In Animal Farm, George Orwell warns how power will often lead to corruption. Napoleon was placed in a position of power after Major died, and he slowly starts to lavish in his power and become addicted to the lush life of a dictator. When Napoleon first becomes a leader, he expresses how everyone will work equally, but as his reign goes on, he shortens the work hours. At the very end of the novel, the observing animals even start to see that pig and man had become the same. The irony present in the above example, illuminates how regardless of how much a ruler promises to maintain equality and fairness, the position of power that they hold, will corrupt them.
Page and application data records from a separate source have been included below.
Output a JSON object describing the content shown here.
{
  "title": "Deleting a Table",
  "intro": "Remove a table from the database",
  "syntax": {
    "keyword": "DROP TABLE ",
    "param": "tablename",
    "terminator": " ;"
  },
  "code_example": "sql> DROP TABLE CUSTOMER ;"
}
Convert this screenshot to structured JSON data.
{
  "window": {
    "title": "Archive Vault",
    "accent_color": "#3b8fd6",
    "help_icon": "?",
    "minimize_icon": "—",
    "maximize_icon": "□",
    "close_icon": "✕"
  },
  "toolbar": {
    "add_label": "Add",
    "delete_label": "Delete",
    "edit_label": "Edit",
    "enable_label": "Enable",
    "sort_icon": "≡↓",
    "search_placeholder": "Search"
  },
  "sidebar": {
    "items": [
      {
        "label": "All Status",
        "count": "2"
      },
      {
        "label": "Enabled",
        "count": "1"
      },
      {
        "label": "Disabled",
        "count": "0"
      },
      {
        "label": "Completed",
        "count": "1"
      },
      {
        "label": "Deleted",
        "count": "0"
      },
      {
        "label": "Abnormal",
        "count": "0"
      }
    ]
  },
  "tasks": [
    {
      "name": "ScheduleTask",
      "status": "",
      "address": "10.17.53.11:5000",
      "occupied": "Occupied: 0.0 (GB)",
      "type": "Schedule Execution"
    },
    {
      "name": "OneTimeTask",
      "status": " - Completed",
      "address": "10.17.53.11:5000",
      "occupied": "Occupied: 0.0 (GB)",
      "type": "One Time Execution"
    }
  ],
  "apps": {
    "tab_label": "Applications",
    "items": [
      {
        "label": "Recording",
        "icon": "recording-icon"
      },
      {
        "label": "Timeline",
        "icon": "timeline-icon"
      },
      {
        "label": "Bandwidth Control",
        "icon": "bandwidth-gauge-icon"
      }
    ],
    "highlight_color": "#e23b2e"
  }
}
Mark Twain was a prominent humorous American writer in the late 19th century who was infamous for satirizing many elements of society and writing in a vernacular that most people could understand. He believes that humor is “strictly a work of art” and that it is much subtler than comedy which “shouts [the nub] at you … every time” (Source A). Using his sense of humor, Mark Twain writes “Cannibalism in the Cars” and uses repetition and irony to achieve a humorous effect. Throughout the whole story, Twain uses repetition through anaphora and alliteration which creates suspense by emphasizing certain parts of his story to make the end seem more humorous.
In the essay, “The Death of the Moth”, Virginia Woolf uses metaphor to convey that the relationship between life and death is one that is strange and fragile. Woolf tells the story of the life and death of a moth, one that is petite and insignificant. The moth is full of life, and lives life as if merry days and warm summers are the only things the moth knows. However, as the moth enters it’s last moments, it realizes that death is stronger than any other force. As the moth knew life seconds before, it has now deteriorated into death.